Commercial Market of Philippi
© Region of Eastern Macedonia and Thrace
The Commercial Market of Philippi was constructed in the second half of the 2nd century AD at the southeastern side of the Roman Agora, also built in the same period.
The buildings of the Market were arranged around a peristyle court, the north side of which was traversed by the Via Egnatia, while the east and west sides were delimited by two roods that were perpendicular to the Commercial street. On the north side of the Market, the six-column colonnade of the stoa apparently served as the entrance to the courtyard with several shops lying at its east and west sides. Apart from the shops, there were statues and honorary monuments in the Agora, while a workshop of marble sculpture operated at its east side during the Early Christian times (4th – 7th centuries AD).
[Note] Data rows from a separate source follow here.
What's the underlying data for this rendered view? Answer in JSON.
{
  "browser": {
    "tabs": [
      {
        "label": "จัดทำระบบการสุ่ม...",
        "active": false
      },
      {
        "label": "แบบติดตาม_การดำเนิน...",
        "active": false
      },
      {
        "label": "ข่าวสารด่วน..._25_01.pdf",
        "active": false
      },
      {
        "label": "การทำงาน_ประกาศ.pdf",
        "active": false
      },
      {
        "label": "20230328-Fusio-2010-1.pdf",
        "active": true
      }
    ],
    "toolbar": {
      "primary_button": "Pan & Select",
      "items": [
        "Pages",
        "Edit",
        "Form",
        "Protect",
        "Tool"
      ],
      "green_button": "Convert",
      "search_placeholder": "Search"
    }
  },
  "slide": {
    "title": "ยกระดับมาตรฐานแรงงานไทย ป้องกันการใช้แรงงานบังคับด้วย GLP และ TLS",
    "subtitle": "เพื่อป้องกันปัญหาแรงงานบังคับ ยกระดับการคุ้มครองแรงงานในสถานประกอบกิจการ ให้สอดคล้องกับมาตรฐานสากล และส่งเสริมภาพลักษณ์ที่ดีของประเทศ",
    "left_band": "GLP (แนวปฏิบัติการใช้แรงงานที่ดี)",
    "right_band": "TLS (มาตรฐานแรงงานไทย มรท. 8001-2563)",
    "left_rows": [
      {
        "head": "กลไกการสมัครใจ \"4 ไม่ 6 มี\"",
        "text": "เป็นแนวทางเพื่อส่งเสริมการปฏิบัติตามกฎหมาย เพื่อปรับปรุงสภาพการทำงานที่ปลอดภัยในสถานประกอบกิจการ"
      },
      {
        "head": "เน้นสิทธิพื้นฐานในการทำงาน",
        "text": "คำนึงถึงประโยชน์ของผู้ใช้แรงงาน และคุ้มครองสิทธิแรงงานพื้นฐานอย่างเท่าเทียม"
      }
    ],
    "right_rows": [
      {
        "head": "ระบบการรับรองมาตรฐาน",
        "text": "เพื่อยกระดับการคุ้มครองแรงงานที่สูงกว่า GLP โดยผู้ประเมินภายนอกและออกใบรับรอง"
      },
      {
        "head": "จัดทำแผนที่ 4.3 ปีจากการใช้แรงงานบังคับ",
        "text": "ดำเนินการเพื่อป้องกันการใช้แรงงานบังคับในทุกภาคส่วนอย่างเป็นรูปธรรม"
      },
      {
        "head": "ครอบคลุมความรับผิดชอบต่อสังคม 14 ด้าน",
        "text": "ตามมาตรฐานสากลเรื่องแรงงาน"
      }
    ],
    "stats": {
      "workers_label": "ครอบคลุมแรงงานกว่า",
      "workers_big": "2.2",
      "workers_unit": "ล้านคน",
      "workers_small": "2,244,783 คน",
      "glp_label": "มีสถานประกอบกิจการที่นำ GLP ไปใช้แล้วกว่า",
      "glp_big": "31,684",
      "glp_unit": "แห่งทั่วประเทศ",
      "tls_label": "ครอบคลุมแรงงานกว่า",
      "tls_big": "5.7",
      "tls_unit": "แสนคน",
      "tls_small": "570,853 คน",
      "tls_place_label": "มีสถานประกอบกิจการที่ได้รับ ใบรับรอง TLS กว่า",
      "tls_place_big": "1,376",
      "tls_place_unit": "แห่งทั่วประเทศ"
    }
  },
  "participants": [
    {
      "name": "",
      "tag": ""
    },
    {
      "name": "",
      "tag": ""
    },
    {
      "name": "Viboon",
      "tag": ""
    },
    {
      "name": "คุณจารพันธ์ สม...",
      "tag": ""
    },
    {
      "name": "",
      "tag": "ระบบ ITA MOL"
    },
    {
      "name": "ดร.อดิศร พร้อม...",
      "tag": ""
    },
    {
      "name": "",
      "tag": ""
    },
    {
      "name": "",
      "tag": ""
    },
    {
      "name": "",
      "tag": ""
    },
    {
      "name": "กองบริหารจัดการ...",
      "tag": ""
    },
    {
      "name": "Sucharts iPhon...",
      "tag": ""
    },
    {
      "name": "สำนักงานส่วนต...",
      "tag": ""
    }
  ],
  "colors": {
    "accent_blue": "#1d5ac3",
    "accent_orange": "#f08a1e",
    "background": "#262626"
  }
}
Now only the six-pillar colonnade is preserved on the south side that was used in the northern entrance of Basilica B, which was erected on the site of the Agora during the Early Christian times (4th – 7th centuries AD).